Student Grants

The Foulk Medieval Studies Scholarship

The Institute for Medieval Studies invites applications for the Foulk Medieval Studies Scholarship. The scholarship, which will be awarded in an amount up to $2,500, is intended to support an undergraduate or graduate student for any one of three purposes: to conduct a research project in the U.S. or abroad; to attend a summer study program in the U.S. or abroad; or to deliver a conference paper in the U.S. or abroad. One award will be made annually. The deadline for submitting applications for the 2022 award is February 20, 2022. To apply, please send application to IMS director, Dr. Justine Andrews at successful applicant will be notified by March 31. For full details, including application instructions, click here.

Graduate Student Prize

The Institute for Medieval Studies offers an annual prize for the best paper on a medieval topic written by a graduate student. The prizewinner presents the paper at the following year’s International Congress on Medieval Studies held on the campus of Western Michigan University, with all conference expenses covered, including travel, conference registration, accommodation, and refectory meals. The deadline for the submission of papers is August 5. All papers submitted must be suitable for 20-minute conference delivery. Papers will be judged by a committee of the Institute’s core faculty. The winner will be announced by August 31 each year.

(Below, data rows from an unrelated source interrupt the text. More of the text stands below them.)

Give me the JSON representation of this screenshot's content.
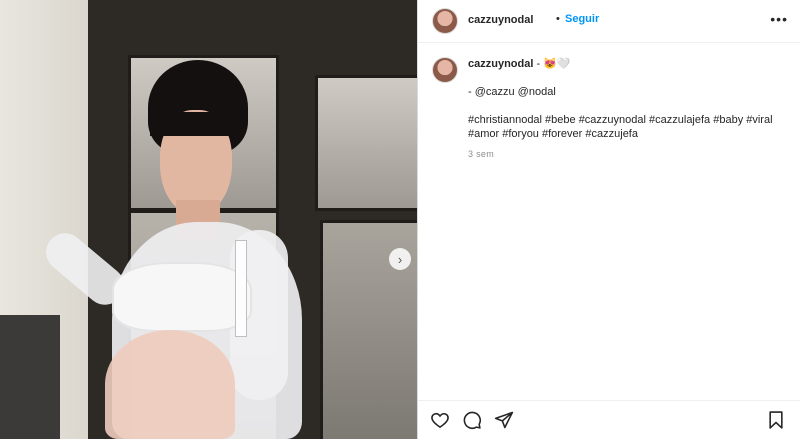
{
  "header": {
    "username": "cazzuynodal",
    "separator": "•",
    "follow_label": "Seguir",
    "more_label": "•••"
  },
  "caption": {
    "username": "cazzuynodal",
    "first_line_suffix": " - 😻🤍",
    "mentions": "- @cazzu @nodal",
    "hashtags": "#christiannodal #bebe #cazzuynodal #cazzulajefa #baby #viral #amor #foryou #forever #cazzujefa",
    "time": "3 sem"
  },
  "media": {
    "next_glyph": "›"
  },
  "icons": [
    "heart-icon",
    "comment-icon",
    "share-icon",
    "bookmark-icon",
    "chevron-right-icon",
    "more-icon"
  ],
  "colors": {
    "accent": "#0095f6",
    "text": "#262626",
    "muted": "#8e8e8e"
  }
}
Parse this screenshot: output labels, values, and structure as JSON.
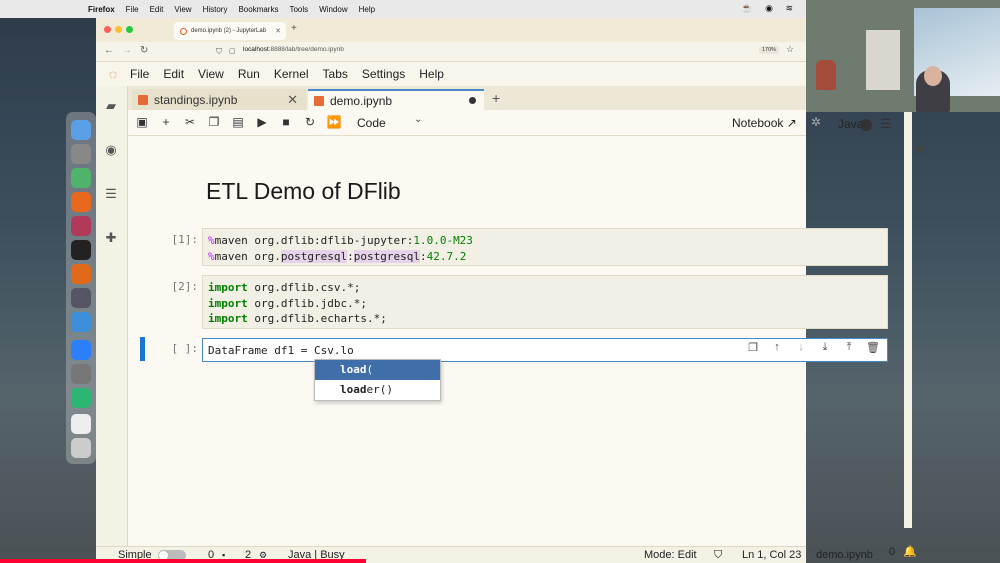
{
  "mac_menubar": {
    "app": "Firefox",
    "items": [
      "File",
      "Edit",
      "View",
      "History",
      "Bookmarks",
      "Tools",
      "Window",
      "Help"
    ]
  },
  "browser": {
    "tab_title": "demo.ipynb (2) - JupyterLab",
    "url_host": "localhost",
    "url_rest": ":8888/lab/tree/demo.ipynb",
    "zoom": "170%"
  },
  "jupyter": {
    "menu": [
      "File",
      "Edit",
      "View",
      "Run",
      "Kernel",
      "Tabs",
      "Settings",
      "Help"
    ],
    "tabs": [
      {
        "label": "standings.ipynb"
      },
      {
        "label": "demo.ipynb"
      }
    ],
    "toolbar": {
      "cell_type": "Code",
      "notebook_label": "Notebook",
      "kernel": "Java"
    },
    "heading": "ETL Demo of DFlib",
    "cells": [
      {
        "prompt": "[1]:"
      },
      {
        "prompt": "[2]:"
      },
      {
        "prompt": "[ ]:"
      }
    ],
    "cell1": {
      "l1_magic": "%",
      "l1_word": "maven",
      "l1_pkg": " org.dflib:dflib-jupyter:",
      "l1_ver": "1.0.0-M23",
      "l2_magic": "%",
      "l2_word": "maven",
      "l2_pkg": " org.",
      "l2_hl1": "postgresql",
      "l2_colon": ":",
      "l2_hl2": "postgresql",
      "l2_colon2": ":",
      "l2_ver": "42.7.2"
    },
    "cell2": {
      "kw": "import",
      "lines": [
        " org.dflib.csv.*;",
        " org.dflib.jdbc.*;",
        " org.dflib.echarts.*;"
      ]
    },
    "cell3": {
      "code": "DataFrame df1 = Csv.lo"
    },
    "completer": [
      {
        "match": "load",
        "rest": "("
      },
      {
        "match": "load",
        "rest": "er()"
      }
    ],
    "status": {
      "mode_simple": "Simple",
      "terminals": "0",
      "kernels": "2",
      "kernel_status": "Java | Busy",
      "mode": "Mode: Edit",
      "position": "Ln 1, Col 23",
      "file": "demo.ipynb",
      "notifications": "0"
    }
  }
}
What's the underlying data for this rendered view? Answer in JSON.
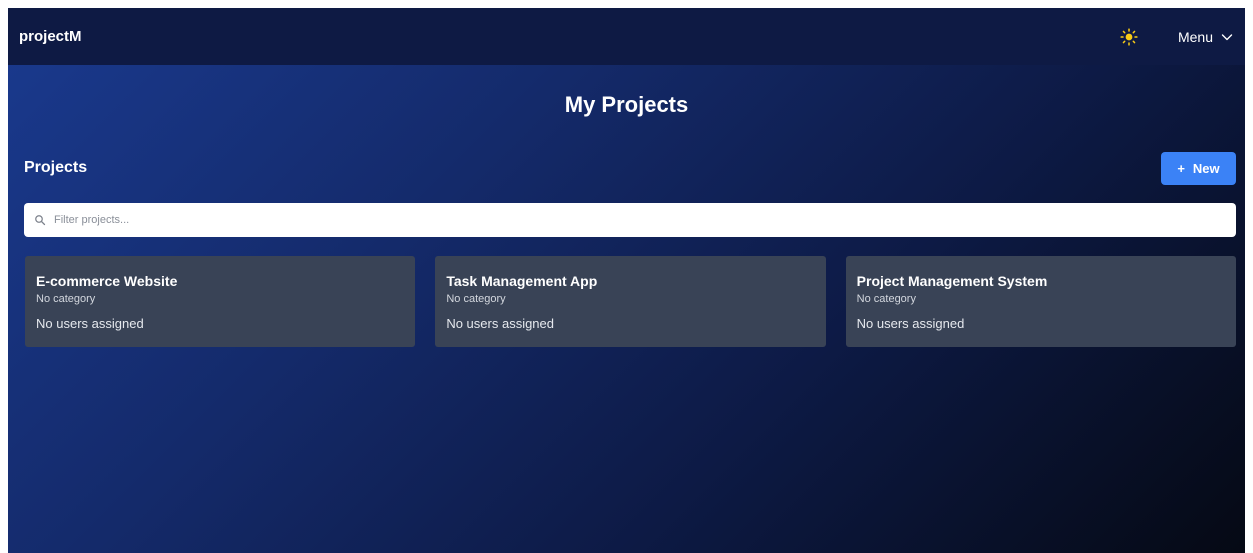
{
  "app": {
    "brand": "projectM"
  },
  "nav": {
    "theme_icon": "sun-icon",
    "menu_label": "Menu",
    "menu_icon": "chevron-down-icon"
  },
  "page": {
    "title": "My Projects"
  },
  "projects_section": {
    "title": "Projects",
    "new_button_label": "New",
    "new_button_icon": "plus-icon"
  },
  "search": {
    "placeholder": "Filter projects...",
    "value": "",
    "icon": "search-icon"
  },
  "projects": [
    {
      "name": "E-commerce Website",
      "category": "No category",
      "users": "No users assigned"
    },
    {
      "name": "Task Management App",
      "category": "No category",
      "users": "No users assigned"
    },
    {
      "name": "Project Management System",
      "category": "No category",
      "users": "No users assigned"
    }
  ],
  "colors": {
    "accent": "#3b82f6",
    "navbar": "#0e1a44",
    "card": "#394356",
    "sun": "#facc15"
  }
}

Previous winners:

2021 - Leah Lam (History), "Pirates or Invaders: Carolingian Views on Military Conflicts"
2020 - Graham Abney (History), "The Catalan Atlas of 1375, Musa I of Mali (r. 1312–1337), and Late Medieval Expressions of Alterity" 
2019 - Sarah Fairbanks-Ukropen (History), “Monica’s Happy Marriage: Augustine’s Influence on Medieval Attitudes to Matrimony and Domestic Violence”
- Jessica Troy (English), “The Dual Bodies of Christ: Cross as Corpse in The Dream of the Rood
- Dalicia Raymond (English), “Marital Problems: Gender and Power in Chaucer’s The Franklin’s Tale
- Gerard Lavin (English), “‘Þe forme to þe fynisment foldez ful selden’: Sir Gawain and the Green Knight and the Dynamics of Performance”
2015 - Kevin Jackson (English) "'Facie ad Faciem': Anglo- Saxon Interpretations of Biblical Theophany"
2014 - Natalie Latteri (History): "Sin, Suffering, and a Projection of Promiscuity in the Chronicle of Solomon Bar Samson"
2013 - Ann D’Orazio (English): “How to Read a Saint: Agatha and Interpretation”
2012 - Nicholas Schwartz (English): “Wulfstan and the Old English Boethius: A (Partial) Reconsideration of the Textual Transmission of the ‘Three Orders’ in Anglo-Saxon England”
2011 - Yulia Mikhailova (History): “Comparative Chronicles: Henry II of England and Sviatoslav of Kiev”
2010 - Donna Ray (History): “The Whirlpool and the Abyss: Hadewijch and the Holy Trinity”
2009 - Lisa Myers (English): “‘A Gest of Robin Hood’ and Its Position in the Development of the Robin Hood Legend”
2008 - Douglas Ryan VanBenthuysen (English): “John Mitchell Kemble: From Broadswords to Beowulf
2007 - Katherine Thompson Newell (History): “Northmen, Narrative, and Legitimacy: Using the Viking Invasions to Construct Authority in France, ca. 850–1250”
2006 - Marisa Sikes (English): “Inviolable Corporeality: The Virgin Body as Christian Triumph in Hrotsvit’s Sapientia and Dulcitius
2005 - Sarah Baechle (English): “A Widow There Was: Mourning, Marriage, Medieval Law, and the Wife of Bath”
2004 - Lia Ross (History): “Personal Touches: Social Styles and Control at the Burgundian Court in the Chroniques of Georges Chastellain”
2003 - Kimberly Klimek (History): “Abelard: Signification and Intentionality”